Start of Source material
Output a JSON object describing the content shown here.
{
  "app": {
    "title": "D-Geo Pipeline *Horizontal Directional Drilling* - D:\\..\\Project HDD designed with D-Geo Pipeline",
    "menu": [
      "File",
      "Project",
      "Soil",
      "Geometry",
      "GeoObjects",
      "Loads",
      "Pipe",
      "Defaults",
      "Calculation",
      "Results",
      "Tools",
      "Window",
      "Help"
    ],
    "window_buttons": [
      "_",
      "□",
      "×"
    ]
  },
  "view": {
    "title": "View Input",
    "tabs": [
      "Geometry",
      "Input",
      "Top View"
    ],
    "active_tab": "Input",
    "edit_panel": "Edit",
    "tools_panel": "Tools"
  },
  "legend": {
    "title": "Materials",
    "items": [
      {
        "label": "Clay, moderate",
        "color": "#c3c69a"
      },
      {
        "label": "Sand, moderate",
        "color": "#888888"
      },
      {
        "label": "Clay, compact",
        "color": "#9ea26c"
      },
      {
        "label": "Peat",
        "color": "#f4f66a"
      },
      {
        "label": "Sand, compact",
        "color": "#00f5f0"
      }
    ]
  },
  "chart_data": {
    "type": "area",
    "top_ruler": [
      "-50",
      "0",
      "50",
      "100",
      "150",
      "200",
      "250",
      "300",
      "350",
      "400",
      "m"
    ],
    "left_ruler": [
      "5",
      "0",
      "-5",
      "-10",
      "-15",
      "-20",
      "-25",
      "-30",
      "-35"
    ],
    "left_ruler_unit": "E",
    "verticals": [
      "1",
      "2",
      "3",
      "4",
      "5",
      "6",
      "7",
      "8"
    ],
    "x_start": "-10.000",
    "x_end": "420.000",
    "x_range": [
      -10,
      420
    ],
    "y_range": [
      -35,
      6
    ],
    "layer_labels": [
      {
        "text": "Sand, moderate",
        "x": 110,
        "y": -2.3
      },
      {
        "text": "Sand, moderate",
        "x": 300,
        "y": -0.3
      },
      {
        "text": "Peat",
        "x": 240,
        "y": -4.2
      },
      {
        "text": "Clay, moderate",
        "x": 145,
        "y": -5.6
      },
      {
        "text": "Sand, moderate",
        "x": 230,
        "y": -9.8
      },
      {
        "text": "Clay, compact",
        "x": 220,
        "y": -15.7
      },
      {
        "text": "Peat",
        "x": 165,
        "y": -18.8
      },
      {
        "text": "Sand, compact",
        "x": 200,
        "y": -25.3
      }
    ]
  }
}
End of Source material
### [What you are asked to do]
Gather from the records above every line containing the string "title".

### [Result of this task]
    "title": "D-Geo Pipeline *Horizontal Directional Drilling* - D:\\..\\Project HDD designed with D-Geo Pipeline",
    "title": "View Input",
    "title": "Materials",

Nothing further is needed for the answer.